▸ TO DO
Reproduce the data below in full and to the letter, images excepted.

▸ DATA TO PROCESS
::::::
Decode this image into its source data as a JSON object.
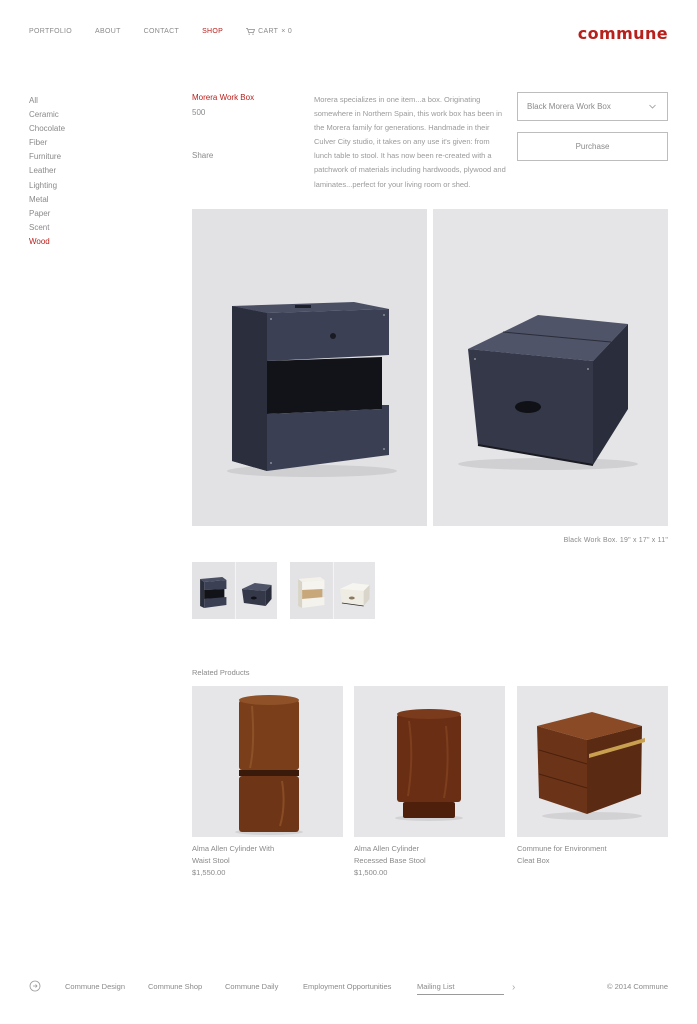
{
  "header": {
    "nav": [
      "PORTFOLIO",
      "ABOUT",
      "CONTACT",
      "SHOP"
    ],
    "active_nav": "SHOP",
    "cart_label": "CART",
    "cart_count": "× 0",
    "logo": "commune"
  },
  "sidebar": {
    "categories": [
      "All",
      "Ceramic",
      "Chocolate",
      "Fiber",
      "Furniture",
      "Leather",
      "Lighting",
      "Metal",
      "Paper",
      "Scent",
      "Wood"
    ],
    "active": "Wood"
  },
  "product": {
    "title": "Morera Work Box",
    "price": "500",
    "share_label": "Share",
    "description": "Morera specializes in one item...a box. Originating somewhere in Northern Spain, this work box has been in the Morera family for generations. Handmade in their Culver City studio, it takes on any use it's given: from lunch table to stool. It has now been re-created with a patchwork of materials including hardwoods, plywood and laminates...perfect for your living room or shed.",
    "variant_selected": "Black Morera Work Box",
    "purchase_label": "Purchase",
    "image_caption": "Black Work Box. 19\" x 17\" x 11\""
  },
  "related": {
    "label": "Related Products",
    "items": [
      {
        "name_line1": "Alma Allen Cylinder With",
        "name_line2": "Waist Stool",
        "price": "$1,550.00"
      },
      {
        "name_line1": "Alma Allen Cylinder",
        "name_line2": "Recessed Base Stool",
        "price": "$1,500.00"
      },
      {
        "name_line1": "Commune for Environment",
        "name_line2": "Cleat Box",
        "price": ""
      }
    ]
  },
  "footer": {
    "links": [
      "Commune Design",
      "Commune Shop",
      "Commune Daily",
      "Employment Opportunities"
    ],
    "mailing_placeholder": "Mailing List",
    "copyright": "© 2014 Commune"
  },
  "colors": {
    "accent": "#b8201c",
    "text": "#8a8a8a",
    "box_dark": "#3a3f52",
    "wood": "#6a3a1c"
  }
}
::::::
▸ ANSWER TO THE PROBLEM
Decode this image into its source data as a JSON object.
{
  "header": {
    "nav": [
      "PORTFOLIO",
      "ABOUT",
      "CONTACT",
      "SHOP"
    ],
    "active_nav": "SHOP",
    "cart_label": "CART",
    "cart_count": "× 0",
    "logo": "commune"
  },
  "sidebar": {
    "categories": [
      "All",
      "Ceramic",
      "Chocolate",
      "Fiber",
      "Furniture",
      "Leather",
      "Lighting",
      "Metal",
      "Paper",
      "Scent",
      "Wood"
    ],
    "active": "Wood"
  },
  "product": {
    "title": "Morera Work Box",
    "price": "500",
    "share_label": "Share",
    "description": "Morera specializes in one item...a box. Originating somewhere in Northern Spain, this work box has been in the Morera family for generations. Handmade in their Culver City studio, it takes on any use it's given: from lunch table to stool. It has now been re-created with a patchwork of materials including hardwoods, plywood and laminates...perfect for your living room or shed.",
    "variant_selected": "Black Morera Work Box",
    "purchase_label": "Purchase",
    "image_caption": "Black Work Box. 19\" x 17\" x 11\""
  },
  "related": {
    "label": "Related Products",
    "items": [
      {
        "name_line1": "Alma Allen Cylinder With",
        "name_line2": "Waist Stool",
        "price": "$1,550.00"
      },
      {
        "name_line1": "Alma Allen Cylinder",
        "name_line2": "Recessed Base Stool",
        "price": "$1,500.00"
      },
      {
        "name_line1": "Commune for Environment",
        "name_line2": "Cleat Box",
        "price": ""
      }
    ]
  },
  "footer": {
    "links": [
      "Commune Design",
      "Commune Shop",
      "Commune Daily",
      "Employment Opportunities"
    ],
    "mailing_placeholder": "Mailing List",
    "copyright": "© 2014 Commune"
  },
  "colors": {
    "accent": "#b8201c",
    "text": "#8a8a8a",
    "box_dark": "#3a3f52",
    "wood": "#6a3a1c"
  }
}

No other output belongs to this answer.